(DATA begins)
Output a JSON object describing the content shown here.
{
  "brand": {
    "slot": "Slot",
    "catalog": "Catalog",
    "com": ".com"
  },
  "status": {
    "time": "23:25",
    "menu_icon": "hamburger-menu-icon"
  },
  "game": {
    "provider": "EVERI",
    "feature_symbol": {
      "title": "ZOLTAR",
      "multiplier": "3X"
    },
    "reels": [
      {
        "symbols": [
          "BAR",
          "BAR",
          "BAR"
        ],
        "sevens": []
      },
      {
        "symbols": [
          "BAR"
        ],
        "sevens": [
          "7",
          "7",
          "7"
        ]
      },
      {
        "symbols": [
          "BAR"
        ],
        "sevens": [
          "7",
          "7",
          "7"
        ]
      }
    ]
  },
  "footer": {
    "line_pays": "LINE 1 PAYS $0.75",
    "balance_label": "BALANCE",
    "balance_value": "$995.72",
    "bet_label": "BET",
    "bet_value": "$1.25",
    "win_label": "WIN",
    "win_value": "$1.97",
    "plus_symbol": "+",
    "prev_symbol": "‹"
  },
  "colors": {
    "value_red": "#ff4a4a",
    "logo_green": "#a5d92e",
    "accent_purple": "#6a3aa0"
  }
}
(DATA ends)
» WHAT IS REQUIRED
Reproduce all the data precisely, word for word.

» ANSWER AREA
Output a JSON object describing the content shown here.
{
  "brand": {
    "slot": "Slot",
    "catalog": "Catalog",
    "com": ".com"
  },
  "status": {
    "time": "23:25",
    "menu_icon": "hamburger-menu-icon"
  },
  "game": {
    "provider": "EVERI",
    "feature_symbol": {
      "title": "ZOLTAR",
      "multiplier": "3X"
    },
    "reels": [
      {
        "symbols": [
          "BAR",
          "BAR",
          "BAR"
        ],
        "sevens": []
      },
      {
        "symbols": [
          "BAR"
        ],
        "sevens": [
          "7",
          "7",
          "7"
        ]
      },
      {
        "symbols": [
          "BAR"
        ],
        "sevens": [
          "7",
          "7",
          "7"
        ]
      }
    ]
  },
  "footer": {
    "line_pays": "LINE 1 PAYS $0.75",
    "balance_label": "BALANCE",
    "balance_value": "$995.72",
    "bet_label": "BET",
    "bet_value": "$1.25",
    "win_label": "WIN",
    "win_value": "$1.97",
    "plus_symbol": "+",
    "prev_symbol": "‹"
  },
  "colors": {
    "value_red": "#ff4a4a",
    "logo_green": "#a5d92e",
    "accent_purple": "#6a3aa0"
  }
}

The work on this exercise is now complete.